*** Opening of SUPPLIED RECORDS ***
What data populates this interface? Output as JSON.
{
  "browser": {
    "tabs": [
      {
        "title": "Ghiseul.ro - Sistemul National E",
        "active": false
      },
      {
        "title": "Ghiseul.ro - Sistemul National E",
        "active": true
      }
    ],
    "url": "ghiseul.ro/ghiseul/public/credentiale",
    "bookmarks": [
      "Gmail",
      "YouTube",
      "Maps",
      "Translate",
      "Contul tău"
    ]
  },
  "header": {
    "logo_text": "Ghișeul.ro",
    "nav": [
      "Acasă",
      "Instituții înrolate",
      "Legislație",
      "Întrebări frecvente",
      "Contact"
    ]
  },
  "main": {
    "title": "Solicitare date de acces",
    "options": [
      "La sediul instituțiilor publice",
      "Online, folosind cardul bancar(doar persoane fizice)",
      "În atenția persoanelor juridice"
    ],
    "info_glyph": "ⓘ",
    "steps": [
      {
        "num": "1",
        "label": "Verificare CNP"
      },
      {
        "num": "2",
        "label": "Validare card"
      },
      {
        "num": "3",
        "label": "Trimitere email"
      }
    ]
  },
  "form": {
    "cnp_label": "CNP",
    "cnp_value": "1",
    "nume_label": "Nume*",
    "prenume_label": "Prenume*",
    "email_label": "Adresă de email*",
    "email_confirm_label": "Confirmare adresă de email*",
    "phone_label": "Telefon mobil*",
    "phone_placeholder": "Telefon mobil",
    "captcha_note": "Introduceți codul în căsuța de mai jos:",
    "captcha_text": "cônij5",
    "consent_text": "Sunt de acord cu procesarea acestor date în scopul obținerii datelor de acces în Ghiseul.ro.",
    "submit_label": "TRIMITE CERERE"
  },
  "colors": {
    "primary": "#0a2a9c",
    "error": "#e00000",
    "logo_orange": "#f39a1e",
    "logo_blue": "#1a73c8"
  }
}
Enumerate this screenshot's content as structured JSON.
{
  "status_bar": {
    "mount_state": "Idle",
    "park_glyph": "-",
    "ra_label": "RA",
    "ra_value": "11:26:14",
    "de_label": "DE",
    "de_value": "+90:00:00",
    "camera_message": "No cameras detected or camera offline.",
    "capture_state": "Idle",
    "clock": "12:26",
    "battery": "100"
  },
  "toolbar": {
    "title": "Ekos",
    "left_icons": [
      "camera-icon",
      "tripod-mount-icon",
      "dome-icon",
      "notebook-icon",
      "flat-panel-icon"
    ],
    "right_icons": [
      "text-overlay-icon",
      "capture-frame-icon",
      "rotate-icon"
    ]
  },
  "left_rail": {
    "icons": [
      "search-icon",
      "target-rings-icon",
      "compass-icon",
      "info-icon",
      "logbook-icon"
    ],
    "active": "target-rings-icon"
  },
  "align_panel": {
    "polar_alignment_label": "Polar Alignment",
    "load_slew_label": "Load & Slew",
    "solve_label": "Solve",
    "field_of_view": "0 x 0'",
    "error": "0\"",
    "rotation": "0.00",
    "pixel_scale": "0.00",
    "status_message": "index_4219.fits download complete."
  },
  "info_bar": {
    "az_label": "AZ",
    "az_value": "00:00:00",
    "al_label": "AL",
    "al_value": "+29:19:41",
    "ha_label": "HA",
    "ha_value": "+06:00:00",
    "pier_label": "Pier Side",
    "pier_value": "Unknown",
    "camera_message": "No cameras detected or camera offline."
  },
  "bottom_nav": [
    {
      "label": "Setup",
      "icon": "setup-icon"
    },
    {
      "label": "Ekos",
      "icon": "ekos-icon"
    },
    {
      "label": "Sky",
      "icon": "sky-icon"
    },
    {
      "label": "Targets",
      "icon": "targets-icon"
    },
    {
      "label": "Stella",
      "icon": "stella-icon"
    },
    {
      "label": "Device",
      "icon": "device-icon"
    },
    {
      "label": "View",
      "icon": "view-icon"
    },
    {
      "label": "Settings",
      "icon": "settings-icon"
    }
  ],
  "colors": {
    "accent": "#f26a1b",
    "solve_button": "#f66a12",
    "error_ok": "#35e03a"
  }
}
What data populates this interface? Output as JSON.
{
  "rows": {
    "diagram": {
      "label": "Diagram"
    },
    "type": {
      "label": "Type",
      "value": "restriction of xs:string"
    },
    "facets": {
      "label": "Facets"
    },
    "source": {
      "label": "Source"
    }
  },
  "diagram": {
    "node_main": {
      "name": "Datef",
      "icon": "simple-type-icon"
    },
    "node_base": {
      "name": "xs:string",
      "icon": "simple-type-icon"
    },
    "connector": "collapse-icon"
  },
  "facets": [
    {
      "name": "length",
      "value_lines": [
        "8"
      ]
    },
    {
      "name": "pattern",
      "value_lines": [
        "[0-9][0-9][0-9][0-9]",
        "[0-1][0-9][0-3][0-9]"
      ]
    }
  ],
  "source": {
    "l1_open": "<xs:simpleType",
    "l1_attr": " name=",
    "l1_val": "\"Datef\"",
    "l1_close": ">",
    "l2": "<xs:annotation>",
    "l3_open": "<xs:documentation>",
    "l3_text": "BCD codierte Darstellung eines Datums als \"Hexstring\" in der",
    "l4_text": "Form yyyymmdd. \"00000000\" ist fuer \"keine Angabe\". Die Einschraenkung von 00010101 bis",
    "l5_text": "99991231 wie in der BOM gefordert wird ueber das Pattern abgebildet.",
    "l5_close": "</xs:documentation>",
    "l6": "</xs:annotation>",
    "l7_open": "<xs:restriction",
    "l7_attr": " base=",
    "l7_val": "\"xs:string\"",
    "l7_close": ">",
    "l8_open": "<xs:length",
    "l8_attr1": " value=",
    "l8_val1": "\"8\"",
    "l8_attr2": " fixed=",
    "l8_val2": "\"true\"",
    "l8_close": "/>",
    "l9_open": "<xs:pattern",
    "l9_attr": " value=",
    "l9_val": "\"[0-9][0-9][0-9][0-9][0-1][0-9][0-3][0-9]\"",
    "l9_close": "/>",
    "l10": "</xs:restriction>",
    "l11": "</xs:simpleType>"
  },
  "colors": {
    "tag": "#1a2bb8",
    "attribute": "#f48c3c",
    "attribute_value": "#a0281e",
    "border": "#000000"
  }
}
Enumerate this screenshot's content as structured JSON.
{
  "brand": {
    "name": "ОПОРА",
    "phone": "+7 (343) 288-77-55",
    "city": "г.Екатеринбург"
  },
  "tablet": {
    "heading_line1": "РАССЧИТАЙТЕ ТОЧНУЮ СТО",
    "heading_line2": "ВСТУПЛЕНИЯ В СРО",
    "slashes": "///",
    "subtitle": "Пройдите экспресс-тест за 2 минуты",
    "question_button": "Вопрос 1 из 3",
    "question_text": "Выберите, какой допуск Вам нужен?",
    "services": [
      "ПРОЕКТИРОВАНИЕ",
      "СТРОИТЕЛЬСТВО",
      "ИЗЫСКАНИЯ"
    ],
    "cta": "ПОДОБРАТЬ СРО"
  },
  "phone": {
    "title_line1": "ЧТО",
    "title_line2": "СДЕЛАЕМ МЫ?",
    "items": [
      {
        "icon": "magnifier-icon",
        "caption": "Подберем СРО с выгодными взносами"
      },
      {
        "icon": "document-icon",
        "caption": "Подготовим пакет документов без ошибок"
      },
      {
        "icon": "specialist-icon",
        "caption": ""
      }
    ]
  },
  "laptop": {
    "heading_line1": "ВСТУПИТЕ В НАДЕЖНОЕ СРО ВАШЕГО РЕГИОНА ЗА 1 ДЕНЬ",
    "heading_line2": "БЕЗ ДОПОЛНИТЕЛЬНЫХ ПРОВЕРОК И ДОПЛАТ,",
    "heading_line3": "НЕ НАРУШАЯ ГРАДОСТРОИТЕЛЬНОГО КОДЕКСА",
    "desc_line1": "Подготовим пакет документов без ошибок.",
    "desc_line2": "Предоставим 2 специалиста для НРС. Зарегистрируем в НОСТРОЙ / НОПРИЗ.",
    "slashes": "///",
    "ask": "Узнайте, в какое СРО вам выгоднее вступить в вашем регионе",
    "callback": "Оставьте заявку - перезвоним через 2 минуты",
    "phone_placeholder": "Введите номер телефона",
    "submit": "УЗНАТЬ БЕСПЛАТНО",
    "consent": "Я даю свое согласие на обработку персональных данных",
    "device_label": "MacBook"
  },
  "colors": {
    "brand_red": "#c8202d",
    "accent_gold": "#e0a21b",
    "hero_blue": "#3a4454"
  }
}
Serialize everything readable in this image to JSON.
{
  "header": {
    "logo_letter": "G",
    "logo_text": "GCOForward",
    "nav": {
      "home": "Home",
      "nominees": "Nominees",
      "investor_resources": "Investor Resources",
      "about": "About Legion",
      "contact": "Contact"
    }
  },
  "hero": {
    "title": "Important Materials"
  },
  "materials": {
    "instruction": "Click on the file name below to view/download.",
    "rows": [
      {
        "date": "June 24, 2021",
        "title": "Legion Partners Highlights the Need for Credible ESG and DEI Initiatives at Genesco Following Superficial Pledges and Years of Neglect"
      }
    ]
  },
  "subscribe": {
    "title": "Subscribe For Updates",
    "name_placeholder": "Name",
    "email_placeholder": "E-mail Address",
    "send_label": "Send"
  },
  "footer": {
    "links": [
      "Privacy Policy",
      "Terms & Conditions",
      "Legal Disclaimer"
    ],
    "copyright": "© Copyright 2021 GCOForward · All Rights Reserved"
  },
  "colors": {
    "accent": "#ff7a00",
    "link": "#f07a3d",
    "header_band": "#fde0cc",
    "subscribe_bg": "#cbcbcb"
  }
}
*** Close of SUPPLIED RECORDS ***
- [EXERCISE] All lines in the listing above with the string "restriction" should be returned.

- [EXERCISE ANSWER]
      "value": "restriction of xs:string"
    "l7_open": "<xs:restriction",
    "l10": "</xs:restriction>",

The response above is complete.